-- Listed records follows --
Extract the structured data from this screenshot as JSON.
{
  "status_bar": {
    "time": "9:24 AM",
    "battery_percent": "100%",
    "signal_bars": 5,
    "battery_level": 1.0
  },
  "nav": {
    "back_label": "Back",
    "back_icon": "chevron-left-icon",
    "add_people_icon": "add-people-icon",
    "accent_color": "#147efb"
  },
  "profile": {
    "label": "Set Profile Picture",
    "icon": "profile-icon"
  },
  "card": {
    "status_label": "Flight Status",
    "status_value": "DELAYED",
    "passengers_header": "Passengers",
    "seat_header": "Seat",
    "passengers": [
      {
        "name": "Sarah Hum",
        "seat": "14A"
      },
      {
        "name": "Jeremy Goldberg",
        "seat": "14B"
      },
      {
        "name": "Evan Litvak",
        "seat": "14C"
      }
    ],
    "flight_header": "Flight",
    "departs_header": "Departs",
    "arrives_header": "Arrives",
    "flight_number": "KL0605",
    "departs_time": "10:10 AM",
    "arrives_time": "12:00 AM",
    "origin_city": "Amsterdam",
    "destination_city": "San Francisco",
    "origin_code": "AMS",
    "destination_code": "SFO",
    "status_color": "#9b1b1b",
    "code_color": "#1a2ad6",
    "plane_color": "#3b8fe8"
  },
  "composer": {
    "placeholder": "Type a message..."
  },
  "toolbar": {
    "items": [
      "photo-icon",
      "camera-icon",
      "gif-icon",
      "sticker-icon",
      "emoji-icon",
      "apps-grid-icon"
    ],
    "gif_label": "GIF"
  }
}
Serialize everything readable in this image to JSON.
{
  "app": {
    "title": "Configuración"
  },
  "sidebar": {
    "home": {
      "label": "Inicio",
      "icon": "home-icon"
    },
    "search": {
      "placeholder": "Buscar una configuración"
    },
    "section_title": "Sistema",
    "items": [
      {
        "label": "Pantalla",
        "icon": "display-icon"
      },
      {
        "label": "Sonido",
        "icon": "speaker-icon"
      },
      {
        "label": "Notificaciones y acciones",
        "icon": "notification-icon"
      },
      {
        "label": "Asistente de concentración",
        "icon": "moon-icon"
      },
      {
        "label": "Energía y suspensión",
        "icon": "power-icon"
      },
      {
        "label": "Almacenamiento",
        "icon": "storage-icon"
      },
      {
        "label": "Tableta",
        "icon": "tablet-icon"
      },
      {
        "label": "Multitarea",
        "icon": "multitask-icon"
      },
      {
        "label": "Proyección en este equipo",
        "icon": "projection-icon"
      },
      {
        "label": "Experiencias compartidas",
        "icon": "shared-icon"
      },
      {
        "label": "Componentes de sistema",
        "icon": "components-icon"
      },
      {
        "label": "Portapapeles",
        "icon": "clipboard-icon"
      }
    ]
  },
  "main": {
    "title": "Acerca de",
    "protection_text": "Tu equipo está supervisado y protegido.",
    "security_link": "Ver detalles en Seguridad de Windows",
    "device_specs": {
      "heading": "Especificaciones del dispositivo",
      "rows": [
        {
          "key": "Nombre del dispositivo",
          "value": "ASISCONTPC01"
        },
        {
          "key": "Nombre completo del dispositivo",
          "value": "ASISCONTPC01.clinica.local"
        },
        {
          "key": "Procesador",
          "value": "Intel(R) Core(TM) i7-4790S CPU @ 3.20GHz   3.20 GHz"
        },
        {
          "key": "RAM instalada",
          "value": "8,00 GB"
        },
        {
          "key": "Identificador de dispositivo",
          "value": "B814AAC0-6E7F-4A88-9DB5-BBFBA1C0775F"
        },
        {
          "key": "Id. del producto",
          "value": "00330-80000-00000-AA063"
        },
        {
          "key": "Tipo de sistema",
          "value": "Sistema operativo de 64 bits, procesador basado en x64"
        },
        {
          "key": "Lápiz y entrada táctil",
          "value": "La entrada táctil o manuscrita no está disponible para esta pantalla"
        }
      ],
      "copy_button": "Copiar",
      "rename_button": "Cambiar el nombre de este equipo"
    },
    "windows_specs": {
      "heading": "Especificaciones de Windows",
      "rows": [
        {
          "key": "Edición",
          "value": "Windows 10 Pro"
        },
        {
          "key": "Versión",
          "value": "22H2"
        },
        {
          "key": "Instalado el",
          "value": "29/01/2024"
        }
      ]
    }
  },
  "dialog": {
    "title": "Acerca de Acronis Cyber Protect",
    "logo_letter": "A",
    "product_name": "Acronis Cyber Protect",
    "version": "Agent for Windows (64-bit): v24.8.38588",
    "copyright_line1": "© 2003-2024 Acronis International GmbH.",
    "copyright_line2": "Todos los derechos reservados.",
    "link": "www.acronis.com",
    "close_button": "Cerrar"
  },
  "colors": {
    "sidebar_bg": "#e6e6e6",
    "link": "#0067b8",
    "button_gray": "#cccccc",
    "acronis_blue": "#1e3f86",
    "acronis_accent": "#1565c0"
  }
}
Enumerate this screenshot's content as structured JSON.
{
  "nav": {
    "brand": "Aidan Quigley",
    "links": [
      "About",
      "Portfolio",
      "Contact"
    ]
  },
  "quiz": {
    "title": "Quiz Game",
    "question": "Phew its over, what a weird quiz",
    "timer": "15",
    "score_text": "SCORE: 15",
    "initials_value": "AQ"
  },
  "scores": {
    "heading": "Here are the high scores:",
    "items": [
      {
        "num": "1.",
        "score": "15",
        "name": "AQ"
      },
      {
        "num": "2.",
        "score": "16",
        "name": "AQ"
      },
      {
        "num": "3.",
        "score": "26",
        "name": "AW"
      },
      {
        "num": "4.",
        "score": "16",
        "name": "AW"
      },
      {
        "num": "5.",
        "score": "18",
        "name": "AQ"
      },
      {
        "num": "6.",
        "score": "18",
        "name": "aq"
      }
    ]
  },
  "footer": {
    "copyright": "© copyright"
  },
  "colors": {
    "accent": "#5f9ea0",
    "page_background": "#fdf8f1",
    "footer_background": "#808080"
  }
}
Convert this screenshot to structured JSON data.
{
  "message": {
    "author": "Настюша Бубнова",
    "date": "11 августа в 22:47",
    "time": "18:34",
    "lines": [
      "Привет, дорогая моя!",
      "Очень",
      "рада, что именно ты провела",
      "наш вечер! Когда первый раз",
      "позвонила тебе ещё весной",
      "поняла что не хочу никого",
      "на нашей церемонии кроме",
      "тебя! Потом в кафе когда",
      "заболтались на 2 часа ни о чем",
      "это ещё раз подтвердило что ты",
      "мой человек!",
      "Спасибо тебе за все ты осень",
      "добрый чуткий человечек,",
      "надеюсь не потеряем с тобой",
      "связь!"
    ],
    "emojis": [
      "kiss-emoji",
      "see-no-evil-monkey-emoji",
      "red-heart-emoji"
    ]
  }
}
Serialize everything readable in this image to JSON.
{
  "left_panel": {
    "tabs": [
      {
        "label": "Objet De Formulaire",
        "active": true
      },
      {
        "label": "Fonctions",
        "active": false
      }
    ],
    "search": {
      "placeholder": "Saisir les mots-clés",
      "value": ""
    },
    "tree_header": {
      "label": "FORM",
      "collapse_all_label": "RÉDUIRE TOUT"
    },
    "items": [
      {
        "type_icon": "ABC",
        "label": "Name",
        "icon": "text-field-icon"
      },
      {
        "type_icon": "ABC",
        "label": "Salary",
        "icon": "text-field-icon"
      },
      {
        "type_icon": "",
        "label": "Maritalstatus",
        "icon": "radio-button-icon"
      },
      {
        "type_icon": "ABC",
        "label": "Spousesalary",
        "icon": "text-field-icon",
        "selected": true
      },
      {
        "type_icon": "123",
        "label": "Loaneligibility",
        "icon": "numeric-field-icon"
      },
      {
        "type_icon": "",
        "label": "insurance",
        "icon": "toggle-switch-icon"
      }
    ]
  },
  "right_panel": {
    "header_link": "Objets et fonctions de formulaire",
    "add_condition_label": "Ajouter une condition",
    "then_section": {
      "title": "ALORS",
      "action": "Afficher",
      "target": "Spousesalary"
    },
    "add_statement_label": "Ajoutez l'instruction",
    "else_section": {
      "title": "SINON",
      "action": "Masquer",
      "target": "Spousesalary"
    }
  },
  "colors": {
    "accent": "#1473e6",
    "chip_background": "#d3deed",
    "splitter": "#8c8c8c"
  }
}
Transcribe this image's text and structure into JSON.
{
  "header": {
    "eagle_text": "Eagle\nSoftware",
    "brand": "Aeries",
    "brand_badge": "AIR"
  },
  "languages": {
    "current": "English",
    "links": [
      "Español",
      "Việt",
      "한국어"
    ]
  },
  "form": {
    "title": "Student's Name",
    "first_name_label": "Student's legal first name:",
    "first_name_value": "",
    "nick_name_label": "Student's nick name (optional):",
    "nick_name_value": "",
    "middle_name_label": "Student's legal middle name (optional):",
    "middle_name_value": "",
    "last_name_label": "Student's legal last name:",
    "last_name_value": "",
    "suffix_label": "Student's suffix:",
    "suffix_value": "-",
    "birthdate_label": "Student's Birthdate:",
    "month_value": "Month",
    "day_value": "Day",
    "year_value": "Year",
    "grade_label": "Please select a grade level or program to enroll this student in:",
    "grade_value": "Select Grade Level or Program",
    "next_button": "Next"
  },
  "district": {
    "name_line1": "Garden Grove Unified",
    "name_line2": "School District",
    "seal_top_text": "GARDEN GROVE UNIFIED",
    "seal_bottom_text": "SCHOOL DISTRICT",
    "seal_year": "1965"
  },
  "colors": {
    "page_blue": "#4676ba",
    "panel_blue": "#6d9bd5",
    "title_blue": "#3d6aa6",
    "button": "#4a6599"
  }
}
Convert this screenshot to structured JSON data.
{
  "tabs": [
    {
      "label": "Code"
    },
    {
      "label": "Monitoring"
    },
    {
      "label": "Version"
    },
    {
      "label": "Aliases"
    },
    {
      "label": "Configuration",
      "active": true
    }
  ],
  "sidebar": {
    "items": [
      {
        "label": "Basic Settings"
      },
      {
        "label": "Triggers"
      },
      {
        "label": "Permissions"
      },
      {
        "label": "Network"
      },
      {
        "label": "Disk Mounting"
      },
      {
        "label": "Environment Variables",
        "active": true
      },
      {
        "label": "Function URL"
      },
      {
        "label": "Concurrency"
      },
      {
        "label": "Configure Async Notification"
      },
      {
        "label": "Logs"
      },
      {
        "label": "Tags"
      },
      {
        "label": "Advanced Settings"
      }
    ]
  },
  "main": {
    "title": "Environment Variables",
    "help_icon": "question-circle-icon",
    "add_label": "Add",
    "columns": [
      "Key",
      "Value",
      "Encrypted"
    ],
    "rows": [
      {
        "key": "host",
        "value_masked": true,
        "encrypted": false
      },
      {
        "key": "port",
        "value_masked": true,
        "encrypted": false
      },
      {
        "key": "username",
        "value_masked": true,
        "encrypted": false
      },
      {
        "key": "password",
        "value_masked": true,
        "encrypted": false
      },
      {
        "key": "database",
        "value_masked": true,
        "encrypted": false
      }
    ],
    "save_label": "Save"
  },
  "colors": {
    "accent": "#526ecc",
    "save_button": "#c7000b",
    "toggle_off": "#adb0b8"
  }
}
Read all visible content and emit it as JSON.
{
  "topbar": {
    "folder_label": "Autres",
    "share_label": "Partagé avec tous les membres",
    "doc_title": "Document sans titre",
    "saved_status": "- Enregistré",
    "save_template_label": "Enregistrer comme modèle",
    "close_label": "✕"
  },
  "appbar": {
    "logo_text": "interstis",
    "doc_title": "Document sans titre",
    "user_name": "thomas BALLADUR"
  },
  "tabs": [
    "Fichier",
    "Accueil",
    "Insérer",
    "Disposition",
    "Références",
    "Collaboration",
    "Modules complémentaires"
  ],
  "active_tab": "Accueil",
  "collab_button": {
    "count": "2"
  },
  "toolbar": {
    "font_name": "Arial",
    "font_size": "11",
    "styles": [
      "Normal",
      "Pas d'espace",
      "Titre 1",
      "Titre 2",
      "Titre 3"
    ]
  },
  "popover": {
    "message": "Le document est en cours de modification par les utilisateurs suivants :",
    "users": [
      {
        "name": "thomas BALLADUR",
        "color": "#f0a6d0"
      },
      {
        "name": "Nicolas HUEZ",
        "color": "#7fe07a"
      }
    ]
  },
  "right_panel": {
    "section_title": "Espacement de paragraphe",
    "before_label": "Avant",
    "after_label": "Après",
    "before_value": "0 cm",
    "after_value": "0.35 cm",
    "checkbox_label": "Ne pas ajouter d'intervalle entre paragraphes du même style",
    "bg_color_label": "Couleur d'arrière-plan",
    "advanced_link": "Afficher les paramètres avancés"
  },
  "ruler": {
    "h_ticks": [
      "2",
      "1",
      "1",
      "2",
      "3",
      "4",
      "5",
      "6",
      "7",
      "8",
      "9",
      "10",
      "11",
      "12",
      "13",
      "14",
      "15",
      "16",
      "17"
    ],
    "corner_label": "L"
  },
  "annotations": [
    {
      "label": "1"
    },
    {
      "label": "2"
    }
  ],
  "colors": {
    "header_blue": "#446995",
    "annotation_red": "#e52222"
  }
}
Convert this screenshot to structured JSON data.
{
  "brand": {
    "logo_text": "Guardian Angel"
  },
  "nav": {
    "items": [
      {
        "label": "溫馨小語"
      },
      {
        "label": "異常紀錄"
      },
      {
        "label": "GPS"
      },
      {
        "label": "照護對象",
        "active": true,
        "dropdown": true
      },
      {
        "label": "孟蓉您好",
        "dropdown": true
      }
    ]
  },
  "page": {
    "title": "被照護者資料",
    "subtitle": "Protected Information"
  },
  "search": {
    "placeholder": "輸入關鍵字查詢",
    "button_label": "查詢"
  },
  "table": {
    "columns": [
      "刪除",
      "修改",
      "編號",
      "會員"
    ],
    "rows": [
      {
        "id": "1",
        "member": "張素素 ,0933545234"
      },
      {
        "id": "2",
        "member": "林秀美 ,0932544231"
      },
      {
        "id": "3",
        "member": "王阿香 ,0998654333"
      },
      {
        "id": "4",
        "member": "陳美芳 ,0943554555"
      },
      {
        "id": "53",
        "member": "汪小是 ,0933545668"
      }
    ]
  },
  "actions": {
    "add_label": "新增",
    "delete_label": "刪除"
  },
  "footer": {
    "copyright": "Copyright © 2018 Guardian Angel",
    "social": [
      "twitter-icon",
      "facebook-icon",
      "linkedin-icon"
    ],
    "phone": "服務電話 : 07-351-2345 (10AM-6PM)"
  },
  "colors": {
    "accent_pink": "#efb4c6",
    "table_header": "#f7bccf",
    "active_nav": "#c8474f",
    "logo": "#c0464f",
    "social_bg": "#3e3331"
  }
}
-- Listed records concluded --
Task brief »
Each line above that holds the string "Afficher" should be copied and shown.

Answer area »
      "action": "Afficher",
    "advanced_link": "Afficher les paramètres avancés"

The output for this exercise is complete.